Wednesday, April 28, 2010

Musician or Entertainer?

At rehearsal last night, I lamented to my fellow bandmate that this past weekend's gig blew my voice out. You see, late Saturday night I was singing a rousing set of dance music all clumped together for a heart-pounding good time, when my voice went KA-POP-SQUEE (that's the technical term), right at the end of "Shakey Ground."

So, I did what all good musicians do when they can't make music... I entertained. My little butt shimmied out on the dance floor, mic in hand, livening up the crowd and getting them to sing for me. How brilliant I was!

Now, a good performer is both a talented musician and stellar entertainer. They are capable of getting the crowd on their feet, or at least tapping their toes, often through a combination of skill, good looks, high energy, and a smattering of luck.

You may be thinking, "Good looks? Luck? What does that have to do with music?" Well, after a decade of playing live, I can tell you that this is the ideal combination and if you lack in one area, you better make up for it in another.

Think about it... Some of our best looking musical celebrities really can't sing all that well. And some of our best singers aren't that pretty to look at. And luck? Let me tell you, anytime you play in front of a live crowd, something will go wrong. Your mic will cut out mid-phrase, your amp will feedback, your monitor will burst into jets of white-hot flame...

Okay, maybe not the flame thing, but it could happen!

What I'm saying is that sometimes you have to keep on keeping on for your audience, and this applies to near any aspect of life where what you do is being judged by others. Or, as my mother used to say, "If you can't dazzle them with your brilliance, baffle them with your bullsh*t."

Feel free to share your own baffling moments in the comments!

Tuesday, April 27, 2010

Rule #1: Create for you, share for others.

A blog I frequent recently asked the question, "Why do people want to be published?" As you can imagine, there were numerous responses, most of which focused around the following...

1. I want money.
2. I want to be accomplished/validated in my work.
3. I want others to read what I have to say.

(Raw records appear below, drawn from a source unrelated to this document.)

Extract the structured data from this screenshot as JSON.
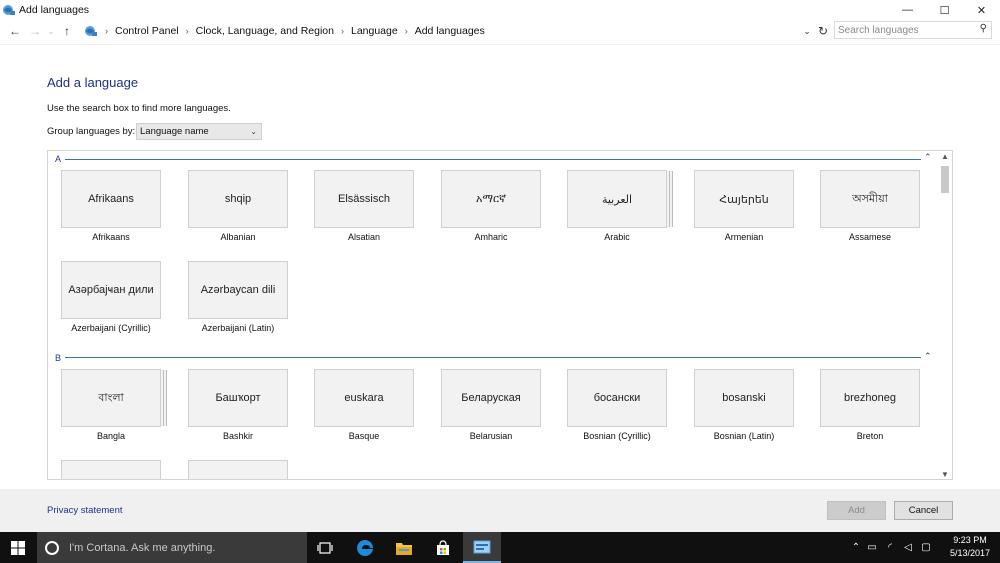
{
  "window": {
    "title": "Add languages",
    "minimize": "—",
    "maximize": "☐",
    "close": "✕"
  },
  "nav": {
    "back": "←",
    "forward": "→",
    "up": "↑",
    "breadcrumbs": [
      "Control Panel",
      "Clock, Language, and Region",
      "Language",
      "Add languages"
    ],
    "separator": "›",
    "dropdown": "⌄",
    "refresh": "↻",
    "search_placeholder": "Search languages"
  },
  "main": {
    "heading": "Add a language",
    "description": "Use the search box to find more languages.",
    "group_label": "Group languages by:",
    "group_value": "Language name"
  },
  "groups": [
    {
      "letter": "A",
      "collapse": "⌃",
      "languages": [
        {
          "native": "Afrikaans",
          "name": "Afrikaans",
          "stacked": false
        },
        {
          "native": "shqip",
          "name": "Albanian",
          "stacked": false
        },
        {
          "native": "Elsässisch",
          "name": "Alsatian",
          "stacked": false
        },
        {
          "native": "አማርኛ",
          "name": "Amharic",
          "stacked": false
        },
        {
          "native": "العربية",
          "name": "Arabic",
          "stacked": true
        },
        {
          "native": "Հայերեն",
          "name": "Armenian",
          "stacked": false
        },
        {
          "native": "অসমীয়া",
          "name": "Assamese",
          "stacked": false
        },
        {
          "native": "Азәрбајҹан дили",
          "name": "Azerbaijani (Cyrillic)",
          "stacked": false
        },
        {
          "native": "Azərbaycan dili",
          "name": "Azerbaijani (Latin)",
          "stacked": false
        }
      ]
    },
    {
      "letter": "B",
      "collapse": "⌃",
      "languages": [
        {
          "native": "বাংলা",
          "name": "Bangla",
          "stacked": true
        },
        {
          "native": "Башҡорт",
          "name": "Bashkir",
          "stacked": false
        },
        {
          "native": "euskara",
          "name": "Basque",
          "stacked": false
        },
        {
          "native": "Беларуская",
          "name": "Belarusian",
          "stacked": false
        },
        {
          "native": "босански",
          "name": "Bosnian (Cyrillic)",
          "stacked": false
        },
        {
          "native": "bosanski",
          "name": "Bosnian (Latin)",
          "stacked": false
        },
        {
          "native": "brezhoneg",
          "name": "Breton",
          "stacked": false
        }
      ]
    }
  ],
  "footer": {
    "privacy": "Privacy statement",
    "add": "Add",
    "cancel": "Cancel"
  },
  "taskbar": {
    "cortana_text": "I'm Cortana. Ask me anything.",
    "time": "9:23 PM",
    "date": "5/13/2017"
  },
  "colors": {
    "heading_blue": "#1e3287",
    "taskbar": "#101010",
    "tile_bg": "#f2f2f2"
  }
}
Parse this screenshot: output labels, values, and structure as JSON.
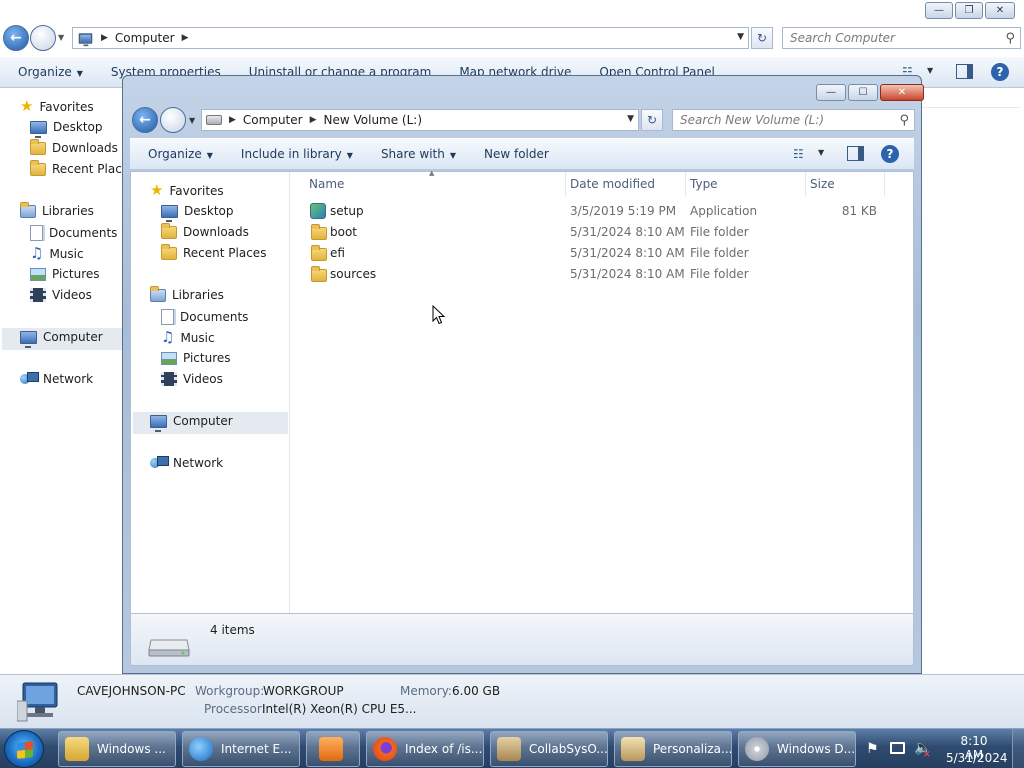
{
  "bg_window": {
    "breadcrumb": [
      "Computer"
    ],
    "search_placeholder": "Search Computer",
    "toolbar": [
      "Organize",
      "System properties",
      "Uninstall or change a program",
      "Map network drive",
      "Open Control Panel"
    ],
    "nav": {
      "favorites": "Favorites",
      "fav_items": [
        "Desktop",
        "Downloads",
        "Recent Places"
      ],
      "libraries": "Libraries",
      "lib_items": [
        "Documents",
        "Music",
        "Pictures",
        "Videos"
      ],
      "computer": "Computer",
      "network": "Network"
    }
  },
  "front_window": {
    "breadcrumb": [
      "Computer",
      "New Volume (L:)"
    ],
    "search_placeholder": "Search New Volume (L:)",
    "toolbar": {
      "organize": "Organize",
      "include_in_library": "Include in library",
      "share_with": "Share with",
      "new_folder": "New folder"
    },
    "nav": {
      "favorites": "Favorites",
      "fav_items": [
        "Desktop",
        "Downloads",
        "Recent Places"
      ],
      "libraries": "Libraries",
      "lib_items": [
        "Documents",
        "Music",
        "Pictures",
        "Videos"
      ],
      "computer": "Computer",
      "network": "Network"
    },
    "columns": {
      "name": "Name",
      "date": "Date modified",
      "type": "Type",
      "size": "Size"
    },
    "files": [
      {
        "name": "setup",
        "date": "3/5/2019 5:19 PM",
        "type": "Application",
        "size": "81 KB",
        "icon": "setup-app-icon"
      },
      {
        "name": "boot",
        "date": "5/31/2024 8:10 AM",
        "type": "File folder",
        "size": "",
        "icon": "folder-icon"
      },
      {
        "name": "efi",
        "date": "5/31/2024 8:10 AM",
        "type": "File folder",
        "size": "",
        "icon": "folder-icon"
      },
      {
        "name": "sources",
        "date": "5/31/2024 8:10 AM",
        "type": "File folder",
        "size": "",
        "icon": "folder-icon"
      }
    ],
    "status": "4 items"
  },
  "details": {
    "pc_name": "CAVEJOHNSON-PC",
    "workgroup_label": "Workgroup:",
    "workgroup": "WORKGROUP",
    "memory_label": "Memory:",
    "memory": "6.00 GB",
    "processor_label": "Processor:",
    "processor": "Intel(R) Xeon(R) CPU E5..."
  },
  "taskbar": {
    "items": [
      {
        "label": "Windows ...",
        "color": "#e9c35a"
      },
      {
        "label": "Internet E...",
        "color": "#3b8fd8"
      },
      {
        "label": "",
        "color": "#f08a24"
      },
      {
        "label": "Index of /is...",
        "color": "#e8642c"
      },
      {
        "label": "CollabSysO...",
        "color": "#c9a46a"
      },
      {
        "label": "Personaliza...",
        "color": "#d8c08a"
      },
      {
        "label": "Windows D...",
        "color": "#c9ced6"
      }
    ],
    "time": "8:10 AM",
    "date": "5/31/2024"
  },
  "colors": {
    "accent": "#1e5aa8",
    "selection": "#e5eaf1",
    "taskbar": "#2f4b70"
  }
}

Those who wanted those things, said so in the most flattering light of course. Wrapped up in their words like good writers, only a few were frank enough to say they wanted the money or the success or the fame.

Let's be honest, there is nothing wrong with wanting those things. In an ideal world, you should get paid to do what you love. As an artist, however, most of us keep day jobs to pay the bills. We toil with our art forms as a labor of love, getting up at 4:00am to write before the kids have to go to school, or staying up until 2:00am because you can't stop the jam session now.

We find a way to fit the dream into reality because it's our passion. We can't stop; we have to do it.

We create for ourselves.

However, when it comes to publishing, performing for an audience, or displaying your painting in a gallery, whatever form your art may take, you should be sharing it for others' sake.

Other people do not care how much of your heart and soul is invested in your work; they do not consider how much coffee you were forced to drink, how many pizza dinners you ate to avoid time spent cooking, or how many ulcers you developed stressing over your work.

They only care about being entertained and/or informed. Fail to do that, and no one will give a rat's patoot about your creation.

You can write purely for the joy it gives your soul. There is nothing wrong with that. But if you decide to venture into the world of publishing, you better do so with the idea in mind that this is no longer about you. This is about your reader's experience.

Some haughty writers may criticize my viewpoint and say, "This is about art! Surely, if he is an intelligent being, he shall appreciate my work! Only those lacking opposable thumbs would dare disdain upon my creation!"

To them I say, "Good luck." Succeeding in the entertainment business is equal odds to getting struck by lightning. By carrying this kind of attitude, you're verging into getting-hit-by-a-meteor territory. Though, I suppose you're making it one less person I have to compete with, so... go ahead with your bad self!

Keep the audience experience in mind as you labor, or you'll find out that the only one who will ever be captivated by your creation, is you.